My first apartment after getting married was in Kips Bay, and each anniversary for five years after, my husband’s parents took us to dinner at Marchi’s. It had been a long time since I had eaten my last meal there, but as soon as I walked in the door, the memories came flowing back. Nothing much has changed, even the menu remains the same as it was some thirty years ago. What I never experienced in the ’80s, though, was getting to spend quality time with two of the brothers, Mario and John (Robert was not there). I was treated to a full tour of the multiple rooms, the wine cellar, and, my favorite, the kitchen, where I got to chat with Biondo, the chef from Kosovo who has been a member of the Marchi family for twenty-five years.
Perhaps the most fascinating aspect of walking the side streets is learning the history behind a business. Although I do not always share all of the details on the site, this particular story is worth documenting. I believe I took Mario on a walk down memory lane that he had not ventured on in quite some time, but once I got him started he kept going…and what he could not recall, his kind wife, Christine, was able to fill in the blanks.
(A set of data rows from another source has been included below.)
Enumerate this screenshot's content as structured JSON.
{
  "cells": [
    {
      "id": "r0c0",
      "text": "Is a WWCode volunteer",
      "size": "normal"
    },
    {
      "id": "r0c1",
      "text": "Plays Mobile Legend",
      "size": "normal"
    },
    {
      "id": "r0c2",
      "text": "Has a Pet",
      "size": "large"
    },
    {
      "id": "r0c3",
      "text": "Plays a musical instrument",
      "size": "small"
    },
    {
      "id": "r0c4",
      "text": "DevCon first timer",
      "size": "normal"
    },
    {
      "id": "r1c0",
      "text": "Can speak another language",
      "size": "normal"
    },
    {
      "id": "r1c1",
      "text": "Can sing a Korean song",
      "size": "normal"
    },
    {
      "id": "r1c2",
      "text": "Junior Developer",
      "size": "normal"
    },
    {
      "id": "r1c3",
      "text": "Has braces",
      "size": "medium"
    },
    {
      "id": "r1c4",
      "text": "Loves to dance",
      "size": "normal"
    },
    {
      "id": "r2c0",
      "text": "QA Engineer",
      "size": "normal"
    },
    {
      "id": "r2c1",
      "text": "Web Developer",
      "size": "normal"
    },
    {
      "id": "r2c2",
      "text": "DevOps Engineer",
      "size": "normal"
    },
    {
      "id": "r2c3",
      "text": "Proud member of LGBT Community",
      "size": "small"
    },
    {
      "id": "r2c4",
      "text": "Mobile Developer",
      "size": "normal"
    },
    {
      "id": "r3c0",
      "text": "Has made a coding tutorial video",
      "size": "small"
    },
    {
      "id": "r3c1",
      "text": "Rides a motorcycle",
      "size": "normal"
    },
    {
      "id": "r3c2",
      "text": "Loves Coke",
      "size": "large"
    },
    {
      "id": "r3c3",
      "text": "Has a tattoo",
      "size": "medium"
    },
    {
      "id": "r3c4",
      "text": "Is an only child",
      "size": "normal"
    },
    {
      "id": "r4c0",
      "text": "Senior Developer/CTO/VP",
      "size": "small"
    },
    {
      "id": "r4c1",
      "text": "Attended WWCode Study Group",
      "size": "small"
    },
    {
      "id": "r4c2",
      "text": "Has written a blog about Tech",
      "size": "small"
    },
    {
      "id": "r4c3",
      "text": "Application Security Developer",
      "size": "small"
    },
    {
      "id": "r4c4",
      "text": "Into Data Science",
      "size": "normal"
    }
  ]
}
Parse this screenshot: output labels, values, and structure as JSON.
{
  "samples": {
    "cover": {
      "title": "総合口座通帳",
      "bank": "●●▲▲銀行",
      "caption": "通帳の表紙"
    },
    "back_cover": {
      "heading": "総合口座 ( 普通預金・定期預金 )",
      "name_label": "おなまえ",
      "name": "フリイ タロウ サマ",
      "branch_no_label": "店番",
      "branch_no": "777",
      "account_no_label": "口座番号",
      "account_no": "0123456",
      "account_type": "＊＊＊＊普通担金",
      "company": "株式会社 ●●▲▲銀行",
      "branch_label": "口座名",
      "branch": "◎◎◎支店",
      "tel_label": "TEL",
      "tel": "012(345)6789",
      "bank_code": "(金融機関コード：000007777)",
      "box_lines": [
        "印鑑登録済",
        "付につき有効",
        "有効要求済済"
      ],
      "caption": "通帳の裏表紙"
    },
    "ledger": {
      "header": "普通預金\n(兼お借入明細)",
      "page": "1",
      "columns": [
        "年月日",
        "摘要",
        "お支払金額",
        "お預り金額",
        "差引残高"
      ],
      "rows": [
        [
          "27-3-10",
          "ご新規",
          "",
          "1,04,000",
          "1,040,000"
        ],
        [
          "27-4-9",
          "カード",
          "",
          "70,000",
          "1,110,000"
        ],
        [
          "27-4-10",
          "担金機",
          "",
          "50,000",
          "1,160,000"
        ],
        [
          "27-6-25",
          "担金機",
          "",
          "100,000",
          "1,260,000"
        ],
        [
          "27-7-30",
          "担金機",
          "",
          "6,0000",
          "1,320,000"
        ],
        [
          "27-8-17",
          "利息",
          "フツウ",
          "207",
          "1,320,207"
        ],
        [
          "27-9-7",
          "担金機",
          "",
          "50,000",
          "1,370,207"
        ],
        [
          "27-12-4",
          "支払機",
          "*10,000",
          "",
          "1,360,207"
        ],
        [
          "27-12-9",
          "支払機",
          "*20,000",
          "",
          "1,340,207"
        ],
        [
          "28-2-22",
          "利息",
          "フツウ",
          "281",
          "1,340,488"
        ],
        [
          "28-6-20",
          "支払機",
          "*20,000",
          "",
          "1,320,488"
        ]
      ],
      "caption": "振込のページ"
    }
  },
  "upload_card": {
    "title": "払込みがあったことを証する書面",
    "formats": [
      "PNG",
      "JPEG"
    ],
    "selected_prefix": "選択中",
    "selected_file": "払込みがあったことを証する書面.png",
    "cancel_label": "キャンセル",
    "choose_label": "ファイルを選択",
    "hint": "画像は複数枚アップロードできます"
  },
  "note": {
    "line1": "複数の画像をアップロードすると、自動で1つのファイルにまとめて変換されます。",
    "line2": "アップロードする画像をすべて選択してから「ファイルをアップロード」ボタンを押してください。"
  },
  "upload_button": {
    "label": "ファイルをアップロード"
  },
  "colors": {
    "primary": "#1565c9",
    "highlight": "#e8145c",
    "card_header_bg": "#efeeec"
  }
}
Lorenzo Marchi, Mario’s father, left Italy to come to New York in 1927, and had his wife, Francesca, join him a year later. They found a place to live on 31st Street, and became the superintendents of their building. Both husband and wife had day jobs, but when they returned in the evening, they would always cook an Italian meal. One of the other tenants in the building could not resist the aroma emanating from downstairs, and one day he offered to pay the couple if they would cook for him, too. Little by little, he would bring his friends, paying Lorenzo fifty cents a meal. The menu would vary, as whatever they were making for themselves that night, this is what they would serve their guests. By 1930, a business had begun to unfold. The Marchi’s purchased the building and opened their first restaurant a few years later at the same address it is today. Over the years, as Christine told me, “when most women were out buying dresses, my mother-in-law was purchasing property.” Today, they own several of the townhouses lined up along 31st Street and the restaurant has expanded into each of them. Much of the original details are still apparent, including the brick on the ceiling. Christine went on to tell me, “We would not be here today, eighty plus years later, if we didn’t own the buildings. Who could afford this now?”
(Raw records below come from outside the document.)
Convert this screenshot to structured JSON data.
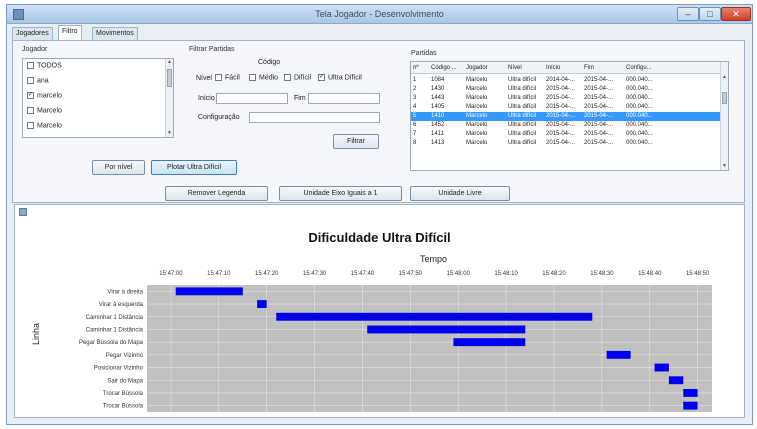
{
  "window": {
    "title": "Tela Jogador - Desenvolvimento",
    "controls": {
      "minimize": "–",
      "maximize": "□",
      "close": "✕"
    }
  },
  "tabs": [
    "Jogadores",
    "Filtro",
    "Movimentos"
  ],
  "left_group": {
    "label": "Jogador",
    "items": [
      {
        "label": "TODOS",
        "checked": false
      },
      {
        "label": "ana",
        "checked": false
      },
      {
        "label": "marcelo",
        "checked": true
      },
      {
        "label": "Marcelo",
        "checked": false
      },
      {
        "label": "Marcelo",
        "checked": false
      }
    ]
  },
  "filter_group": {
    "label": "Filtrar Partidas",
    "codigo_label": "Código",
    "nivel_label": "Nível",
    "levels": [
      {
        "label": "Fácil",
        "checked": false
      },
      {
        "label": "Médio",
        "checked": false
      },
      {
        "label": "Difícil",
        "checked": false
      },
      {
        "label": "Ultra Difícil",
        "checked": true
      }
    ],
    "inicio_label": "Início",
    "fim_label": "Fim",
    "config_label": "Configuração",
    "filter_button": "Filtrar"
  },
  "partidas": {
    "label": "Partidas",
    "columns": [
      "nº",
      "Código ...",
      "Jogador",
      "Nível",
      "Início",
      "Fim",
      "Configu..."
    ],
    "rows": [
      [
        "1",
        "1084",
        "Marcelo",
        "Ultra difícil",
        "2014-04-...",
        "2015-04-...",
        "000.040..."
      ],
      [
        "2",
        "1430",
        "Marcelo",
        "Ultra difícil",
        "2015-04-...",
        "2015-04-...",
        "000.040..."
      ],
      [
        "3",
        "1443",
        "Marcelo",
        "Ultra difícil",
        "2015-04-...",
        "2015-04-...",
        "000.040..."
      ],
      [
        "4",
        "1405",
        "Marcelo",
        "Ultra difícil",
        "2015-04-...",
        "2015-04-...",
        "000.040..."
      ],
      [
        "5",
        "1410",
        "Marcelo",
        "Ultra difícil",
        "2015-04-...",
        "2015-04-...",
        "000.040..."
      ],
      [
        "6",
        "1452",
        "Marcelo",
        "Ultra difícil",
        "2015-04-...",
        "2015-04-...",
        "000.040..."
      ],
      [
        "7",
        "1411",
        "Marcelo",
        "Ultra difícil",
        "2015-04-...",
        "2015-04-...",
        "000.040..."
      ],
      [
        "8",
        "1413",
        "Marcelo",
        "Ultra difícil",
        "2015-04-...",
        "2015-04-...",
        "000.040..."
      ]
    ],
    "selected_row": 4
  },
  "buttons": {
    "por_nivel": "Por nível",
    "plotar": "Plotar Ultra Difícil",
    "remover": "Remover Legenda",
    "unidades_iguais": "Unidade Eixo Iguais a 1",
    "unidade_livre": "Unidade Livre"
  },
  "colors": {
    "bar": "#0000ee",
    "plot_bg": "#c0c0c0",
    "selection": "#3399ff"
  },
  "chart_data": {
    "type": "gantt",
    "title": "Dificuldade Ultra Difícil",
    "xlabel": "Tempo",
    "ylabel": "Linha",
    "x_ticks": [
      "15:47:00",
      "15:47:10",
      "15:47:20",
      "15:47:30",
      "15:47:40",
      "15:47:50",
      "15:48:00",
      "15:48:10",
      "15:48:20",
      "15:48:30",
      "15:48:40",
      "15:48:50"
    ],
    "x_range": [
      "15:46:55",
      "15:48:53"
    ],
    "grid": true,
    "categories": [
      "Virar à direita",
      "Virar à esquerda",
      "Caminhar 1 Distância",
      "Caminhar 1 Distância",
      "Pegar Bússola do Mapa",
      "Pegar Vizinho",
      "Posicionar Vizinho",
      "Sair do Mapa",
      "Trocar Bússola",
      "Trocar Bússola"
    ],
    "bars": [
      {
        "row": 0,
        "start": "15:47:01",
        "end": "15:47:15"
      },
      {
        "row": 1,
        "start": "15:47:18",
        "end": "15:47:20"
      },
      {
        "row": 2,
        "start": "15:47:22",
        "end": "15:48:28"
      },
      {
        "row": 3,
        "start": "15:47:41",
        "end": "15:48:14"
      },
      {
        "row": 4,
        "start": "15:47:59",
        "end": "15:48:14"
      },
      {
        "row": 5,
        "start": "15:48:31",
        "end": "15:48:36"
      },
      {
        "row": 6,
        "start": "15:48:41",
        "end": "15:48:44"
      },
      {
        "row": 7,
        "start": "15:48:44",
        "end": "15:48:47"
      },
      {
        "row": 8,
        "start": "15:48:47",
        "end": "15:48:50"
      },
      {
        "row": 9,
        "start": "15:48:47",
        "end": "15:48:50"
      }
    ]
  }
}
“Family style” dining has always been the way a meal is served at Marchi’s. Everyone begins with a large antipasto platter. Following this comes the famous lasagna. It is remarkable to think that the pasta dish that Mario’s father first cooked is the same “secret” recipe that he uses today. According to Christine, “only Mario has the patience to make this – it takes four days to prepare.” Deep fried fish or sauteed chicken livers, string beans and beets are next, and then continuing on, both roast chicken and veal are brought to the table alongside a bowl of mushrooms and salad. Dessert always consists of fresh fruit, cheese, a lemon fritter, and my favorite, “Crostoli,” twisted fried dough sprinkled with powdered sugar. Besides Thanksgiving, when the Marchi’s serve turkey, this menu has remained exactly the same many, many decades later.
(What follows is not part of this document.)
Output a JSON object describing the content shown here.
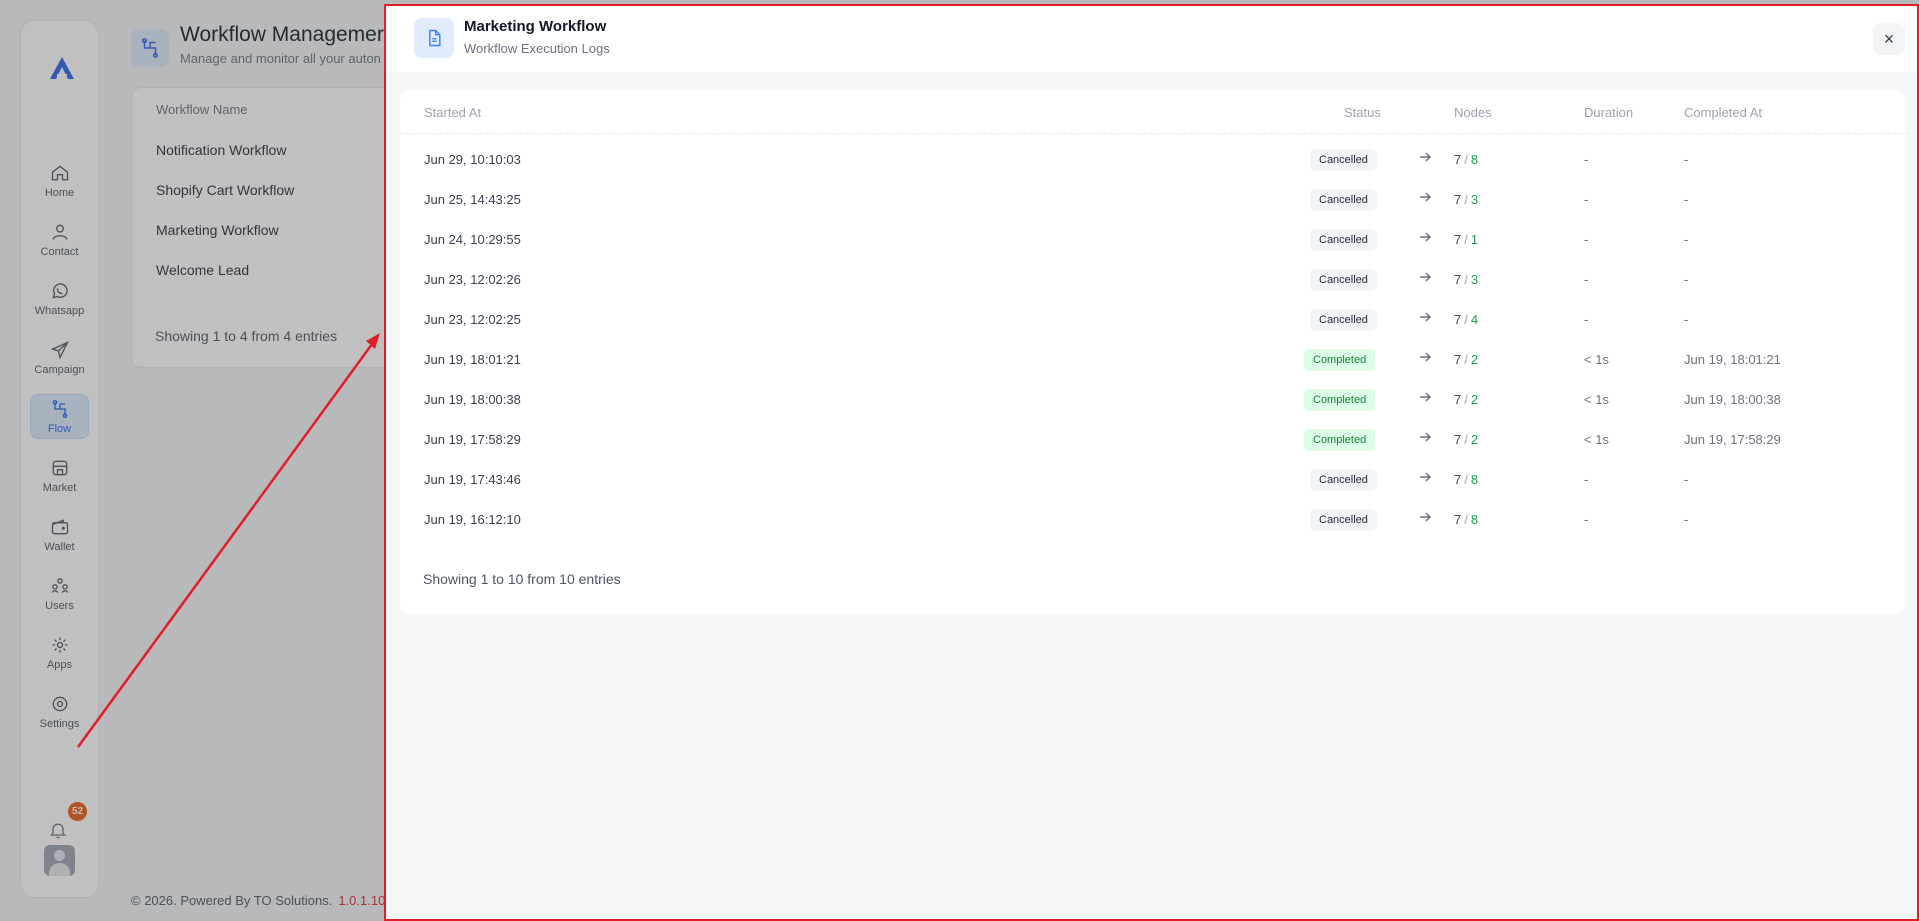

For me, the piece de resistance is the hidden terrace. Dressed up like a magnificent garden in Tuscany, diners can savor their meal outdoors in the warmer weather, but while one can imagine being in Italy, the backdrop is a view of the grand, beautifully lit, Empire State Building.